The Story of Us: Reviews « Deb Caletti
Deb Caletti
Deb Caletti

The Story of Us: Reviews

Booklist, starred review
Caletti’s latest Pacific Northwest romance is a stunner, with depth and ambiguity that respects and challenges the reader. Recent high-school graduate Cricket is at a crossroads in so many areas of her life: she can’t decide which college to attend; she has pushed away her adoring, long-term boyfriend, Janssen; the beloved family dog is clearly on her last legs; and her notorious “runaway bride” mother has found a terrific guy, Dan, and is getting married and moving out of the family home. Set over the course of the wedding week at an inn on the coast, the plot swirls to a heady, comedic climax while letters from Cricket to Janssen provide backstory. Among the wedding guests are Dan’s two spoiled, possessive teen daughters from a previous marriage, two sets of sparring grandparents, and the incredibly attractive Ash, a local boy who flirts nonstop with Cricket. Like many of Caletti’s protagonists, Cricket is a tremendously sympathetic Everygirl coping with issues of abandonment and trust.
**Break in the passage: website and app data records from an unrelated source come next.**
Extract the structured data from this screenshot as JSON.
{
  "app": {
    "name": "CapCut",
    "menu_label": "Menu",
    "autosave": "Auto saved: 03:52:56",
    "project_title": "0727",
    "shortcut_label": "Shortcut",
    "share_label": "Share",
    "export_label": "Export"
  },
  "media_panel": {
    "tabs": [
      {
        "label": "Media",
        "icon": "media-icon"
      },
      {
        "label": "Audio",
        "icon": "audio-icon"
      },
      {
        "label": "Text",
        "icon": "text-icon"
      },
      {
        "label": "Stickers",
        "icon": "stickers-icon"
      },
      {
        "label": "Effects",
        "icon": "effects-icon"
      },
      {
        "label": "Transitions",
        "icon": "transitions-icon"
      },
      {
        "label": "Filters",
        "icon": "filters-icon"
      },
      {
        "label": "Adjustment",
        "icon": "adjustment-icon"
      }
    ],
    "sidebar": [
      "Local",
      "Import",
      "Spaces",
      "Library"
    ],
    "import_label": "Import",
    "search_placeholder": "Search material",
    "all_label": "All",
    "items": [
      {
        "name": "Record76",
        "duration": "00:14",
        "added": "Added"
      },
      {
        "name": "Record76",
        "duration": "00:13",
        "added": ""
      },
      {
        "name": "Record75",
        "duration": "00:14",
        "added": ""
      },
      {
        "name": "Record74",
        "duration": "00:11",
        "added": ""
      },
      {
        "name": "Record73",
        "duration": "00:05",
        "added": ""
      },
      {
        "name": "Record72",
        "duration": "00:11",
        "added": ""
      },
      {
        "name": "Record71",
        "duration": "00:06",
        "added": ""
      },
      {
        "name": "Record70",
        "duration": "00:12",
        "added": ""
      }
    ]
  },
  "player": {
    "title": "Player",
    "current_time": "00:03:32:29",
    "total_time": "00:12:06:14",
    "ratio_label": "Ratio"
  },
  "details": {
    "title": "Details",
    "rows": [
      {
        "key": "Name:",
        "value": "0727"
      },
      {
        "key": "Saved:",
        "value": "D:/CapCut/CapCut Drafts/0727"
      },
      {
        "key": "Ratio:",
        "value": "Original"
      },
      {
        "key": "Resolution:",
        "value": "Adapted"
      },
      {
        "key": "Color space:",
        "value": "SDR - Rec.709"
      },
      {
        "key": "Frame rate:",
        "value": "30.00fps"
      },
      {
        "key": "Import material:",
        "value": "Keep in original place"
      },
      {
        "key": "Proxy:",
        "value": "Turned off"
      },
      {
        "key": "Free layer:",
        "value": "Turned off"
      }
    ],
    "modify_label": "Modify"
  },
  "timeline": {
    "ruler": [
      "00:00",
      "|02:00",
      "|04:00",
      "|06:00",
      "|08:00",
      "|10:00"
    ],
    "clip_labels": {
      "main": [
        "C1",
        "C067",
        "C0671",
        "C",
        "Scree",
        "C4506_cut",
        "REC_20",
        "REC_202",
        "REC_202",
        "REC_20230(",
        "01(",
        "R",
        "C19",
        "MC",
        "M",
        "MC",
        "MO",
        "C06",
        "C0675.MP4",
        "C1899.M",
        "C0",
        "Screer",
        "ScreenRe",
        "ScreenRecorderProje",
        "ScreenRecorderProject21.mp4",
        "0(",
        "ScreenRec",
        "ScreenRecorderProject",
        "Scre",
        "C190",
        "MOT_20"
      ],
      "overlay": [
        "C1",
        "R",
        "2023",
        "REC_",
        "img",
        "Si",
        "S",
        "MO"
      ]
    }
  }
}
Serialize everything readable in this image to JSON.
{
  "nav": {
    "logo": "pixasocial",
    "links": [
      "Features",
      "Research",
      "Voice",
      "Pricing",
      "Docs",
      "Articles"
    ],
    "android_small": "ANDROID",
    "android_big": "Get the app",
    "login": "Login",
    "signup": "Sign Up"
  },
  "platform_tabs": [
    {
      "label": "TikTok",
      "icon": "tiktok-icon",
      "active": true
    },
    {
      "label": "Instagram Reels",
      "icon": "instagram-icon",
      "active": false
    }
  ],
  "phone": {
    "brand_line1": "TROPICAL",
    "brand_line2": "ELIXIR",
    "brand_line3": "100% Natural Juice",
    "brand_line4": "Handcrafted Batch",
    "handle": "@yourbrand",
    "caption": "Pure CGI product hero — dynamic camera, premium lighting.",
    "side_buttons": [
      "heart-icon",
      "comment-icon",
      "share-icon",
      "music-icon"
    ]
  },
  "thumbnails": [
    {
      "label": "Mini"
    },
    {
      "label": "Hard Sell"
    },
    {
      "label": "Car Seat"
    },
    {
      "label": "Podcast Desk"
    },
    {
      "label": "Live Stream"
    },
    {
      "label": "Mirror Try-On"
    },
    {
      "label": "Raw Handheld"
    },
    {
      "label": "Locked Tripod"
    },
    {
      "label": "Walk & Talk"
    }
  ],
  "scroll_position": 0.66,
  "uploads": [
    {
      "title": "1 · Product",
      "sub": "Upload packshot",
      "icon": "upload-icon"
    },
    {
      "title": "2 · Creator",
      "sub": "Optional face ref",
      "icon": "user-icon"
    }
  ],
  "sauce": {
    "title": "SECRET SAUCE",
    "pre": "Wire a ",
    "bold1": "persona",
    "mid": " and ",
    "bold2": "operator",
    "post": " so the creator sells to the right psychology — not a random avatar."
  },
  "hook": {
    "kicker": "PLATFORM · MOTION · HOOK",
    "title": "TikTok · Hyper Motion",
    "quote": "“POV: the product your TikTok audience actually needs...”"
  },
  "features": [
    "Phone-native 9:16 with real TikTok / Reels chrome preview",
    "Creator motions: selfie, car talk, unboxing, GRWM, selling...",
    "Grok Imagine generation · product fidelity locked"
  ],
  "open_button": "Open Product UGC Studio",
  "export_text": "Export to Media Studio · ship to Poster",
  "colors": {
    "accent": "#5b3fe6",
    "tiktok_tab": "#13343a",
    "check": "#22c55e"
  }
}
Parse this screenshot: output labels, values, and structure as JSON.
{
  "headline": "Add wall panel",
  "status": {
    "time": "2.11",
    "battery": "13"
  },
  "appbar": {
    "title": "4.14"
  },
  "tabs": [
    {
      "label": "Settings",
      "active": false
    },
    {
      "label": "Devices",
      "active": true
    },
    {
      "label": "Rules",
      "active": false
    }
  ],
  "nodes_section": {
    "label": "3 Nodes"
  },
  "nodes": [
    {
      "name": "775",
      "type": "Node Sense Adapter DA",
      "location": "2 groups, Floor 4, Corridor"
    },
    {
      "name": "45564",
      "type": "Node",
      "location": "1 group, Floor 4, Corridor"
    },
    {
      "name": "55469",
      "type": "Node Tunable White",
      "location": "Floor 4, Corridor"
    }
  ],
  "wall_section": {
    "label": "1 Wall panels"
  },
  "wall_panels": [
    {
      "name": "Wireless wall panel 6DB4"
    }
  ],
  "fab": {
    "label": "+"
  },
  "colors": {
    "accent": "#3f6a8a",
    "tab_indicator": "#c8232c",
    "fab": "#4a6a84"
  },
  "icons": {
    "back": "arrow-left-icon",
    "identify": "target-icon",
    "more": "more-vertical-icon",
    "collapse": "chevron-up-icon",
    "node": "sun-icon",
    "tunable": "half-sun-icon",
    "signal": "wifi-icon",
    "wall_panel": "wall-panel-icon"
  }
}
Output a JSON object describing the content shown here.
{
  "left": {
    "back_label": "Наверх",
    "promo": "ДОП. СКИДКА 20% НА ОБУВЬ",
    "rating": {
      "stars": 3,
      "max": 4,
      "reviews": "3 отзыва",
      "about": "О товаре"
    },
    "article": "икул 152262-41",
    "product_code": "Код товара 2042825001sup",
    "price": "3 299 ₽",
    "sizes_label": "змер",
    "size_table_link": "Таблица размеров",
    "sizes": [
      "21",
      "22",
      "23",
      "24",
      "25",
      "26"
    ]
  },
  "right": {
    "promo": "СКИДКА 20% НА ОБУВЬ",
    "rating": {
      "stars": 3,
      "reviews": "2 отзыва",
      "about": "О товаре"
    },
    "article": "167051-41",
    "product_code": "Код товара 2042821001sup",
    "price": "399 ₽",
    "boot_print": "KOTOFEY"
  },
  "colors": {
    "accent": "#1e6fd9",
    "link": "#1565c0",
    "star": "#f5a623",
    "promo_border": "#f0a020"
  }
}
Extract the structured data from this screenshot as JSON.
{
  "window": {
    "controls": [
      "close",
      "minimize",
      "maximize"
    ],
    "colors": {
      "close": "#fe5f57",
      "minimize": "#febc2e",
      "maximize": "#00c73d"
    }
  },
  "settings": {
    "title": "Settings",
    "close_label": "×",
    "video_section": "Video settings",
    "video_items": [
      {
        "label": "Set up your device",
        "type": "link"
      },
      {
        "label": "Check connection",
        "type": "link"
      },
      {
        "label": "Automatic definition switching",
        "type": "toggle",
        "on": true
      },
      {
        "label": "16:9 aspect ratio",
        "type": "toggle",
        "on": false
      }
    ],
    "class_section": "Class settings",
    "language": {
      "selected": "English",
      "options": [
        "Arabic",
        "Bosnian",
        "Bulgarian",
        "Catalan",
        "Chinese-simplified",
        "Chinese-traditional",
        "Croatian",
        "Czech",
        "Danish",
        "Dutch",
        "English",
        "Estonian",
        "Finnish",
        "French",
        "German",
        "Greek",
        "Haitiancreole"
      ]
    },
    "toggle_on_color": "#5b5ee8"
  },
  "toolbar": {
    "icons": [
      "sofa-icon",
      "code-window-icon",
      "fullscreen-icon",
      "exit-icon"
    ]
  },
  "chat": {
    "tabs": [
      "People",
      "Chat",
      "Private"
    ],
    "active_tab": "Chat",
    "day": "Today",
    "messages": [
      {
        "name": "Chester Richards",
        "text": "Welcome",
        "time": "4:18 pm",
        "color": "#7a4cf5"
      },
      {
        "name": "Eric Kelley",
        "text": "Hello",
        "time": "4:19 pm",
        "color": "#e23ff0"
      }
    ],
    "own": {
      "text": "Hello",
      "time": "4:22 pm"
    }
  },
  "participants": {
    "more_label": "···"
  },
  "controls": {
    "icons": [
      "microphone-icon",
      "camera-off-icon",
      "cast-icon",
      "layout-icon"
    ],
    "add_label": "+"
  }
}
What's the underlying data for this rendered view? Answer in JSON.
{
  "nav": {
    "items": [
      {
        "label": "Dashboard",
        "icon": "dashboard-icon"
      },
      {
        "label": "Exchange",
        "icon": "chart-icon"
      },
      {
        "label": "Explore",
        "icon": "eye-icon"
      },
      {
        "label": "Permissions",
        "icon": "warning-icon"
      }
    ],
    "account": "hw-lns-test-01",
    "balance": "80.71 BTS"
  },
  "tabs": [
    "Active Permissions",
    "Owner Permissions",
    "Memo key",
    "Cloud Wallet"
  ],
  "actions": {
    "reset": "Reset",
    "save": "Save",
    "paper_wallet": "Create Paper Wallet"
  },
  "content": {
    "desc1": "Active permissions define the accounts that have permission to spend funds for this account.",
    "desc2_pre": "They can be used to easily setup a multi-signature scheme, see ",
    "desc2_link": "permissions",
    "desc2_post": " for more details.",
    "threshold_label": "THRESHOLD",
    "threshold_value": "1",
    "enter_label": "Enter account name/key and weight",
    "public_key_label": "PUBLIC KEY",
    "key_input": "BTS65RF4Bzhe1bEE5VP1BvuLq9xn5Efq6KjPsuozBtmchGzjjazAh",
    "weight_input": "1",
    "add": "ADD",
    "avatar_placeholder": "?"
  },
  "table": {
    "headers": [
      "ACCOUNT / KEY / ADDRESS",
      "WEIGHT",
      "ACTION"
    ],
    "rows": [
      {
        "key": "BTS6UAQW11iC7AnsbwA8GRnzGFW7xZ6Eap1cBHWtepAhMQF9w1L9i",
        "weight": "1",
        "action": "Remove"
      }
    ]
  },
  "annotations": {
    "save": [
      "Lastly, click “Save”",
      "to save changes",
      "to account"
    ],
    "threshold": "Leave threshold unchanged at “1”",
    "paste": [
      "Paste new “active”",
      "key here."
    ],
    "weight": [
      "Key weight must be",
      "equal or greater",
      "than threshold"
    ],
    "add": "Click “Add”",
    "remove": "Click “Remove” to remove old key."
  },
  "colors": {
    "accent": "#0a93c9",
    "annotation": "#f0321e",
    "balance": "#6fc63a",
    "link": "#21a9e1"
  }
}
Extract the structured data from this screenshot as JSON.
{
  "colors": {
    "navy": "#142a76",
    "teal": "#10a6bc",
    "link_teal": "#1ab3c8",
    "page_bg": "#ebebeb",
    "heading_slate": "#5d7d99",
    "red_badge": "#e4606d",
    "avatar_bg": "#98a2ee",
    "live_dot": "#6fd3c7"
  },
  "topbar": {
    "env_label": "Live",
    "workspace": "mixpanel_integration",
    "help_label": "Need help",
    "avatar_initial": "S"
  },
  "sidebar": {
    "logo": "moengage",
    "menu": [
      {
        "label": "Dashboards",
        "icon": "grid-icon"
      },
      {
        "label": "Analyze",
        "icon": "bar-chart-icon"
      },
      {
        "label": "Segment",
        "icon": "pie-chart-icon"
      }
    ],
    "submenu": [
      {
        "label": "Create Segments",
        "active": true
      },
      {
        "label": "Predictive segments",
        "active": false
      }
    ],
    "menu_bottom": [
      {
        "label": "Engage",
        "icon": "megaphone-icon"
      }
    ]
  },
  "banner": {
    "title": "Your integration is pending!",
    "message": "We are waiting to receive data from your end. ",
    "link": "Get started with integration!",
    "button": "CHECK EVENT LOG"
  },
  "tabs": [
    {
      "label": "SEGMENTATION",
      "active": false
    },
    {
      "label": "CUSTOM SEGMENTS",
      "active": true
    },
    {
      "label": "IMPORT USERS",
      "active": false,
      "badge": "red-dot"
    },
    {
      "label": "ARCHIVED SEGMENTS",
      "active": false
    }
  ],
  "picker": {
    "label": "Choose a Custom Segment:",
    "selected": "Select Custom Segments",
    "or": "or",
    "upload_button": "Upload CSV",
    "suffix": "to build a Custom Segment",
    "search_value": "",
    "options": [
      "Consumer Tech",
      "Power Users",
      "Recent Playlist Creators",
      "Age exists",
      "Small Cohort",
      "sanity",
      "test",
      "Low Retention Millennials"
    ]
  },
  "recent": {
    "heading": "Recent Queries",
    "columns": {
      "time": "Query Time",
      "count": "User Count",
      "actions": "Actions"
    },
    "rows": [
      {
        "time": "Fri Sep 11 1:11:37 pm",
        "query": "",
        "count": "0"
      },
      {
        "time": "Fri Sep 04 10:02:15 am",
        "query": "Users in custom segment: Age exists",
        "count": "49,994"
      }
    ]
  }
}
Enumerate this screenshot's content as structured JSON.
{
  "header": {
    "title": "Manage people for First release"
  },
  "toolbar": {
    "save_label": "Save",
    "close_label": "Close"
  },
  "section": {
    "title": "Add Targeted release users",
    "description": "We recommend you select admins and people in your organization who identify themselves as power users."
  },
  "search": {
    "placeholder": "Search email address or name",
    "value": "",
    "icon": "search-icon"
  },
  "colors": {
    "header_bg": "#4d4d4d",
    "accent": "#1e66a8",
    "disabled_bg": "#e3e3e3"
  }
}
The tone of her narrative swings between wry accounts of comic wedding mishaps and heartbreaking meditations on the nature of love and loss: “Love, deep and endless and brave in the face of certain loss—through death and leavings and growing up and letting go.” One of Caletti’s best, this is a title to reread and savor.

Publishers Weekly
Eighteen-year-old Cricket’s mother has left a trail of broken relationships behind her, but this time she’s found a “good guy.” Cricket, however, fears that her mother won’t go through with her marriage plans. Indeed, the week leading up to the wedding, as family and friends arrive at a large coastal inn, is fraught with spoiled soon-to-be stepsisters, fighting dogs, and the sudden divorce of the groom’s parents. And Cricket has her own romantic problem: she and her long-term boyfriend, Janssen, are “taking a break” so she can sort out what she really wants (something that grows murkier when she meets the innkeepers’ son). Some readers may tire of offbeat secondary characters and the accelerating chaos, but they will savor Cricket’s thoughtful and poetic observations about love—her letters to Janssen, in which she writes about her dog, Jupiter, and what dogs reveal about love, are quite moving (“Their goodness is goodness, and their love is love… and nothing you do seems to change that”). Caletti’s (Stay) ninth novel is a rewarding story of a girl’s struggle to live and love in a world of constant change. Ages 12–up. (Apr.)